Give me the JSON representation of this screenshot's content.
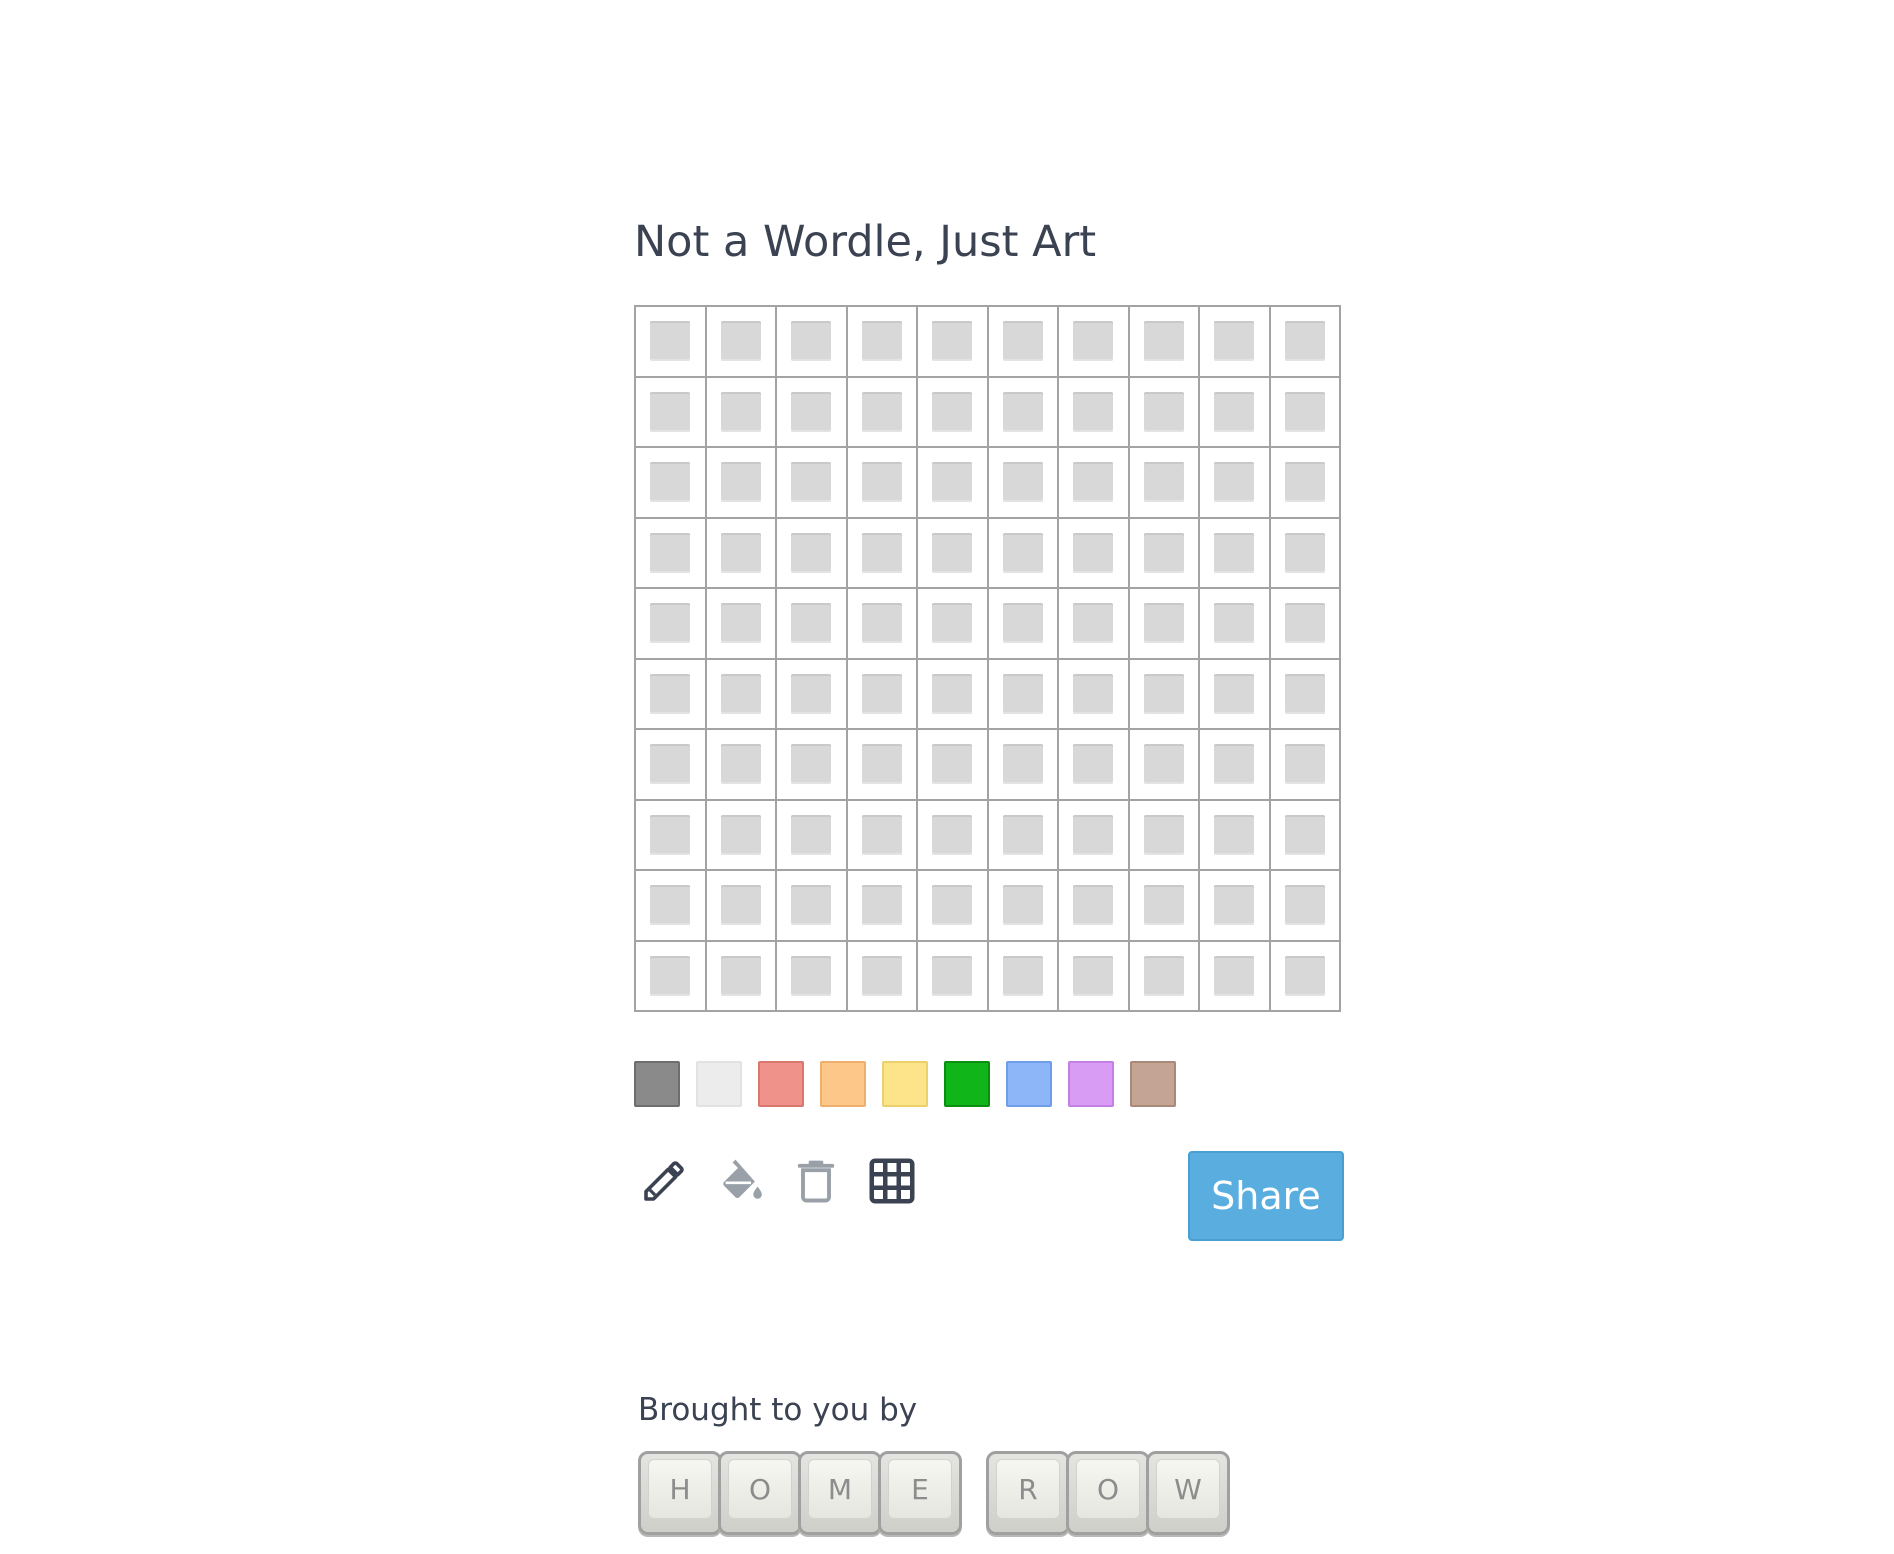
{
  "title": "Not a Wordle, Just Art",
  "grid": {
    "rows": 10,
    "cols": 10,
    "cell_color": "#d8d8d8",
    "line_color": "#a3a3a3"
  },
  "palette": [
    {
      "name": "gray-swatch",
      "color": "#8a8a8a",
      "border": "#6e6e6e"
    },
    {
      "name": "white-swatch",
      "color": "#ececec",
      "border": "#e2e2e2"
    },
    {
      "name": "red-swatch",
      "color": "#ee928a",
      "border": "#d9766e"
    },
    {
      "name": "orange-swatch",
      "color": "#fec78a",
      "border": "#eeaf6c"
    },
    {
      "name": "yellow-swatch",
      "color": "#fde38a",
      "border": "#ecd06c"
    },
    {
      "name": "green-swatch",
      "color": "#10b51a",
      "border": "#0a8f12"
    },
    {
      "name": "blue-swatch",
      "color": "#8cb6f8",
      "border": "#6f9ee8"
    },
    {
      "name": "purple-swatch",
      "color": "#d99cf5",
      "border": "#c37fe2"
    },
    {
      "name": "brown-swatch",
      "color": "#c4a494",
      "border": "#a98a79"
    }
  ],
  "tools": [
    {
      "name": "pencil-icon",
      "active": true
    },
    {
      "name": "paint-bucket-icon",
      "active": false
    },
    {
      "name": "trash-icon",
      "active": false
    },
    {
      "name": "grid-icon",
      "active": true
    }
  ],
  "share_label": "Share",
  "credit": {
    "text": "Brought to you by",
    "keys": [
      "H",
      "O",
      "M",
      "E",
      "R",
      "O",
      "W"
    ]
  }
}
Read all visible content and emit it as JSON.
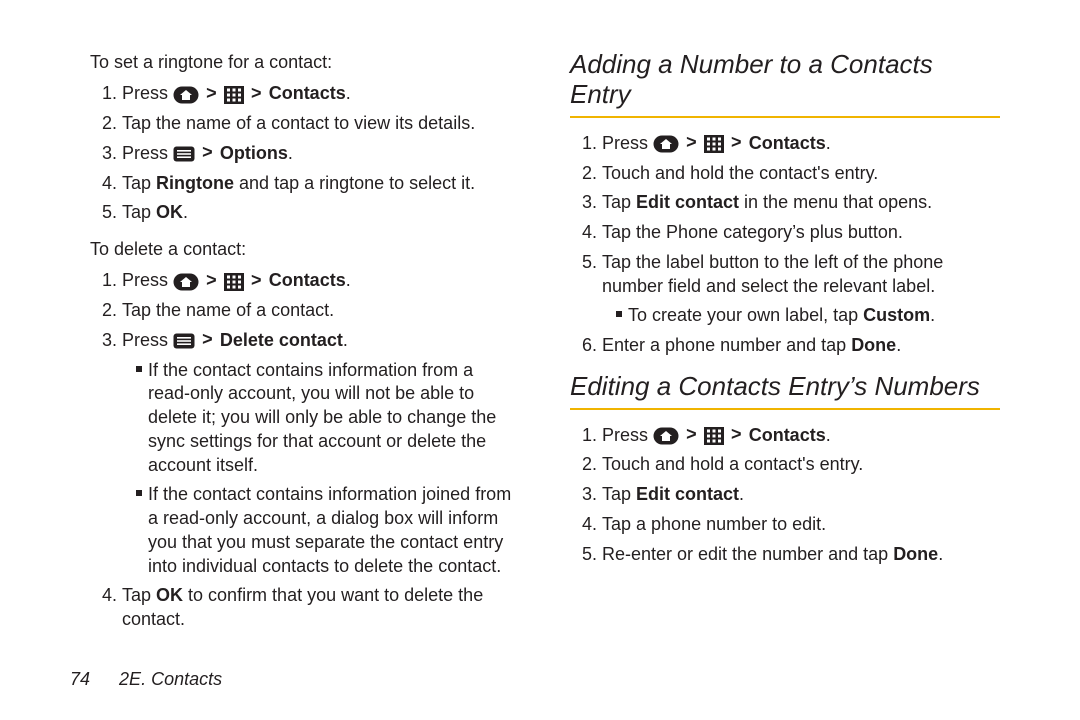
{
  "symbols": {
    "gt": ">"
  },
  "left": {
    "lead1": "To set a ringtone for a contact:",
    "ringtone": {
      "s1_press": "Press ",
      "s1_contacts": "Contacts",
      "s1_period": ".",
      "s2": "Tap the name of a contact to view its details.",
      "s3_press": "Press ",
      "s3_options": "Options",
      "s3_period": ".",
      "s4_a": "Tap ",
      "s4_b": "Ringtone",
      "s4_c": " and tap a ringtone to select it.",
      "s5_a": "Tap ",
      "s5_b": "OK",
      "s5_c": "."
    },
    "lead2": "To delete a contact:",
    "del": {
      "s1_press": "Press ",
      "s1_contacts": "Contacts",
      "s1_period": ".",
      "s2": "Tap the name of a contact.",
      "s3_press": "Press ",
      "s3_delc": "Delete contact",
      "s3_period": ".",
      "n1": "If the contact contains information from a read-only account, you will not be able to delete it; you will only be able to change the sync settings for that account or delete the account itself.",
      "n2": "If the contact contains information joined from a read-only account, a dialog box will inform you that you must separate the contact entry into individual contacts to delete the contact.",
      "s4_a": "Tap ",
      "s4_b": "OK",
      "s4_c": " to confirm that you want to delete the contact."
    }
  },
  "right": {
    "h1": "Adding a Number to a Contacts Entry",
    "add": {
      "s1_press": "Press ",
      "s1_contacts": "Contacts",
      "s1_period": ".",
      "s2": "Touch and hold the contact's entry.",
      "s3_a": "Tap ",
      "s3_b": "Edit contact",
      "s3_c": " in the menu that opens.",
      "s4": "Tap the Phone category’s plus button.",
      "s5": "Tap the label button to the left of the phone number field and select the relevant label.",
      "n1_a": "To create your own label, tap ",
      "n1_b": "Custom",
      "n1_c": ".",
      "s6_a": "Enter a phone number and tap ",
      "s6_b": "Done",
      "s6_c": "."
    },
    "h2": "Editing a Contacts Entry’s Numbers",
    "edit": {
      "s1_press": "Press ",
      "s1_contacts": "Contacts",
      "s1_period": ".",
      "s2": "Touch and hold a contact's entry.",
      "s3_a": "Tap ",
      "s3_b": "Edit contact",
      "s3_c": ".",
      "s4": "Tap a phone number to edit.",
      "s5_a": "Re-enter or edit the number and tap ",
      "s5_b": "Done",
      "s5_c": "."
    }
  },
  "footer": {
    "page": "74",
    "title": "2E. Contacts"
  }
}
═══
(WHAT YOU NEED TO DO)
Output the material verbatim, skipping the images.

(WRITTEN ANSWER)
Give me the JSON representation of this screenshot's content.
{
  "title": "Not a Wordle, Just Art",
  "grid": {
    "rows": 10,
    "cols": 10,
    "cell_color": "#d8d8d8",
    "line_color": "#a3a3a3"
  },
  "palette": [
    {
      "name": "gray-swatch",
      "color": "#8a8a8a",
      "border": "#6e6e6e"
    },
    {
      "name": "white-swatch",
      "color": "#ececec",
      "border": "#e2e2e2"
    },
    {
      "name": "red-swatch",
      "color": "#ee928a",
      "border": "#d9766e"
    },
    {
      "name": "orange-swatch",
      "color": "#fec78a",
      "border": "#eeaf6c"
    },
    {
      "name": "yellow-swatch",
      "color": "#fde38a",
      "border": "#ecd06c"
    },
    {
      "name": "green-swatch",
      "color": "#10b51a",
      "border": "#0a8f12"
    },
    {
      "name": "blue-swatch",
      "color": "#8cb6f8",
      "border": "#6f9ee8"
    },
    {
      "name": "purple-swatch",
      "color": "#d99cf5",
      "border": "#c37fe2"
    },
    {
      "name": "brown-swatch",
      "color": "#c4a494",
      "border": "#a98a79"
    }
  ],
  "tools": [
    {
      "name": "pencil-icon",
      "active": true
    },
    {
      "name": "paint-bucket-icon",
      "active": false
    },
    {
      "name": "trash-icon",
      "active": false
    },
    {
      "name": "grid-icon",
      "active": true
    }
  ],
  "share_label": "Share",
  "credit": {
    "text": "Brought to you by",
    "keys": [
      "H",
      "O",
      "M",
      "E",
      "R",
      "O",
      "W"
    ]
  }
}
Read all visible content and emit it as JSON.
{
  "symbols": {
    "gt": ">"
  },
  "left": {
    "lead1": "To set a ringtone for a contact:",
    "ringtone": {
      "s1_press": "Press ",
      "s1_contacts": "Contacts",
      "s1_period": ".",
      "s2": "Tap the name of a contact to view its details.",
      "s3_press": "Press ",
      "s3_options": "Options",
      "s3_period": ".",
      "s4_a": "Tap ",
      "s4_b": "Ringtone",
      "s4_c": " and tap a ringtone to select it.",
      "s5_a": "Tap ",
      "s5_b": "OK",
      "s5_c": "."
    },
    "lead2": "To delete a contact:",
    "del": {
      "s1_press": "Press ",
      "s1_contacts": "Contacts",
      "s1_period": ".",
      "s2": "Tap the name of a contact.",
      "s3_press": "Press ",
      "s3_delc": "Delete contact",
      "s3_period": ".",
      "n1": "If the contact contains information from a read-only account, you will not be able to delete it; you will only be able to change the sync settings for that account or delete the account itself.",
      "n2": "If the contact contains information joined from a read-only account, a dialog box will inform you that you must separate the contact entry into individual contacts to delete the contact.",
      "s4_a": "Tap ",
      "s4_b": "OK",
      "s4_c": " to confirm that you want to delete the contact."
    }
  },
  "right": {
    "h1": "Adding a Number to a Contacts Entry",
    "add": {
      "s1_press": "Press ",
      "s1_contacts": "Contacts",
      "s1_period": ".",
      "s2": "Touch and hold the contact's entry.",
      "s3_a": "Tap ",
      "s3_b": "Edit contact",
      "s3_c": " in the menu that opens.",
      "s4": "Tap the Phone category’s plus button.",
      "s5": "Tap the label button to the left of the phone number field and select the relevant label.",
      "n1_a": "To create your own label, tap ",
      "n1_b": "Custom",
      "n1_c": ".",
      "s6_a": "Enter a phone number and tap ",
      "s6_b": "Done",
      "s6_c": "."
    },
    "h2": "Editing a Contacts Entry’s Numbers",
    "edit": {
      "s1_press": "Press ",
      "s1_contacts": "Contacts",
      "s1_period": ".",
      "s2": "Touch and hold a contact's entry.",
      "s3_a": "Tap ",
      "s3_b": "Edit contact",
      "s3_c": ".",
      "s4": "Tap a phone number to edit.",
      "s5_a": "Re-enter or edit the number and tap ",
      "s5_b": "Done",
      "s5_c": "."
    }
  },
  "footer": {
    "page": "74",
    "title": "2E. Contacts"
  }
}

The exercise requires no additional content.